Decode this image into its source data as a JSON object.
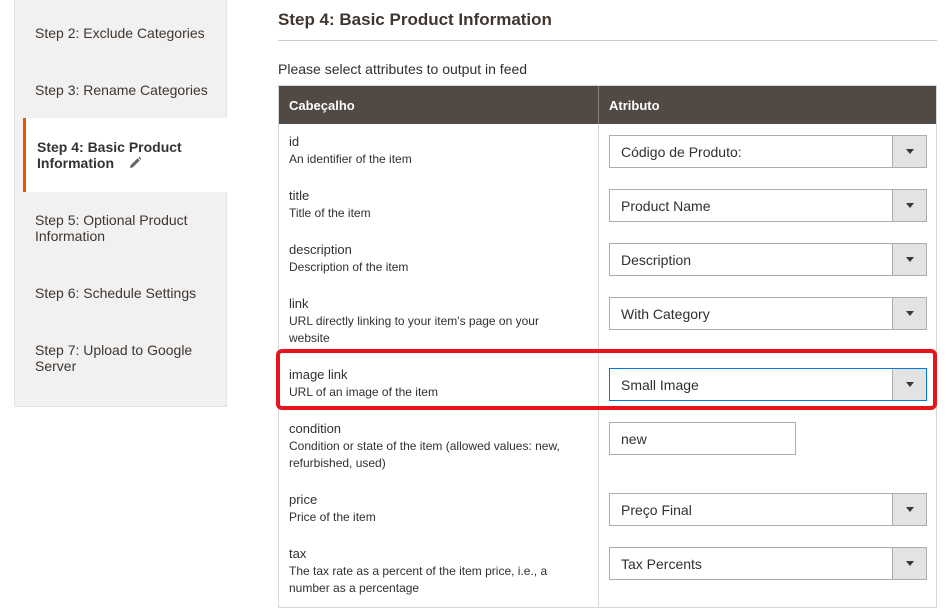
{
  "sidebar": {
    "items": [
      {
        "label": "Step 2: Exclude Categories"
      },
      {
        "label": "Step 3: Rename Categories"
      },
      {
        "label": "Step 4: Basic Product Information"
      },
      {
        "label": "Step 5: Optional Product Information"
      },
      {
        "label": "Step 6: Schedule Settings"
      },
      {
        "label": "Step 7: Upload to Google Server"
      }
    ],
    "active_index": 2
  },
  "main": {
    "title": "Step 4: Basic Product Information",
    "intro": "Please select attributes to output in feed",
    "table": {
      "headers": {
        "header": "Cabeçalho",
        "attribute": "Atributo"
      },
      "rows": [
        {
          "name": "id",
          "description": "An identifier of the item",
          "control": "select",
          "value": "Código de Produto:"
        },
        {
          "name": "title",
          "description": "Title of the item",
          "control": "select",
          "value": "Product Name"
        },
        {
          "name": "description",
          "description": "Description of the item",
          "control": "select",
          "value": "Description"
        },
        {
          "name": "link",
          "description": "URL directly linking to your item's page on your website",
          "control": "select",
          "value": "With Category"
        },
        {
          "name": "image link",
          "description": "URL of an image of the item",
          "control": "select",
          "value": "Small Image"
        },
        {
          "name": "condition",
          "description": "Condition or state of the item (allowed values: new, refurbished, used)",
          "control": "input",
          "value": "new"
        },
        {
          "name": "price",
          "description": "Price of the item",
          "control": "select",
          "value": "Preço Final"
        },
        {
          "name": "tax",
          "description": "The tax rate as a percent of the item price, i.e., a number as a percentage",
          "control": "select",
          "value": "Tax Percents"
        }
      ]
    }
  },
  "colors": {
    "accent": "#eb5202",
    "header_bg": "#514943",
    "highlight": "#e8141c",
    "focus": "#007bdb"
  },
  "icons": {
    "edit": "pencil-icon",
    "dropdown": "chevron-down-icon"
  }
}
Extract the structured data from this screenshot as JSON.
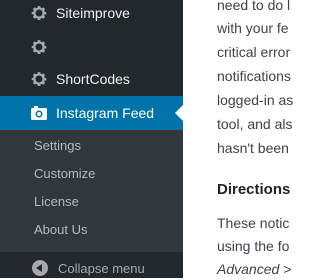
{
  "sidebar": {
    "items": [
      {
        "label": "Siteimprove",
        "icon": "gear-icon"
      },
      {
        "label": "",
        "icon": "gear-icon"
      },
      {
        "label": "ShortCodes",
        "icon": "gear-icon"
      },
      {
        "label": "Instagram Feed",
        "icon": "camera-icon",
        "active": true
      }
    ],
    "submenu": [
      "Settings",
      "Customize",
      "License",
      "About Us"
    ],
    "collapse_label": "Collapse menu"
  },
  "content": {
    "lines": [
      "need to do l",
      "with your fe",
      "critical error",
      "notifications",
      "logged-in as",
      "tool, and als",
      "hasn't been"
    ],
    "heading": "Directions",
    "paragraph_lines": [
      "These notic",
      "using the fo",
      "Advanced >"
    ]
  },
  "colors": {
    "sidebar_bg": "#23282d",
    "submenu_bg": "#32373c",
    "active_bg": "#0073aa"
  }
}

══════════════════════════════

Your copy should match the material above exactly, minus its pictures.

Decode this image into its source data as a JSON object.
{
  "sidebar": {
    "items": [
      {
        "label": "Step 2: Exclude Categories"
      },
      {
        "label": "Step 3: Rename Categories"
      },
      {
        "label": "Step 4: Basic Product Information"
      },
      {
        "label": "Step 5: Optional Product Information"
      },
      {
        "label": "Step 6: Schedule Settings"
      },
      {
        "label": "Step 7: Upload to Google Server"
      }
    ],
    "active_index": 2
  },
  "main": {
    "title": "Step 4: Basic Product Information",
    "intro": "Please select attributes to output in feed",
    "table": {
      "headers": {
        "header": "Cabeçalho",
        "attribute": "Atributo"
      },
      "rows": [
        {
          "name": "id",
          "description": "An identifier of the item",
          "control": "select",
          "value": "Código de Produto:"
        },
        {
          "name": "title",
          "description": "Title of the item",
          "control": "select",
          "value": "Product Name"
        },
        {
          "name": "description",
          "description": "Description of the item",
          "control": "select",
          "value": "Description"
        },
        {
          "name": "link",
          "description": "URL directly linking to your item's page on your website",
          "control": "select",
          "value": "With Category"
        },
        {
          "name": "image link",
          "description": "URL of an image of the item",
          "control": "select",
          "value": "Small Image"
        },
        {
          "name": "condition",
          "description": "Condition or state of the item (allowed values: new, refurbished, used)",
          "control": "input",
          "value": "new"
        },
        {
          "name": "price",
          "description": "Price of the item",
          "control": "select",
          "value": "Preço Final"
        },
        {
          "name": "tax",
          "description": "The tax rate as a percent of the item price, i.e., a number as a percentage",
          "control": "select",
          "value": "Tax Percents"
        }
      ]
    }
  },
  "colors": {
    "accent": "#eb5202",
    "header_bg": "#514943",
    "highlight": "#e8141c",
    "focus": "#007bdb"
  },
  "icons": {
    "edit": "pencil-icon",
    "dropdown": "chevron-down-icon"
  }
}
Extract the structured data from this screenshot as JSON.
{
  "sidebar": {
    "items": [
      {
        "label": "Siteimprove",
        "icon": "gear-icon"
      },
      {
        "label": "",
        "icon": "gear-icon"
      },
      {
        "label": "ShortCodes",
        "icon": "gear-icon"
      },
      {
        "label": "Instagram Feed",
        "icon": "camera-icon",
        "active": true
      }
    ],
    "submenu": [
      "Settings",
      "Customize",
      "License",
      "About Us"
    ],
    "collapse_label": "Collapse menu"
  },
  "content": {
    "lines": [
      "need to do l",
      "with your fe",
      "critical error",
      "notifications",
      "logged-in as",
      "tool, and als",
      "hasn't been"
    ],
    "heading": "Directions",
    "paragraph_lines": [
      "These notic",
      "using the fo",
      "Advanced >"
    ]
  },
  "colors": {
    "sidebar_bg": "#23282d",
    "submenu_bg": "#32373c",
    "active_bg": "#0073aa"
  }
}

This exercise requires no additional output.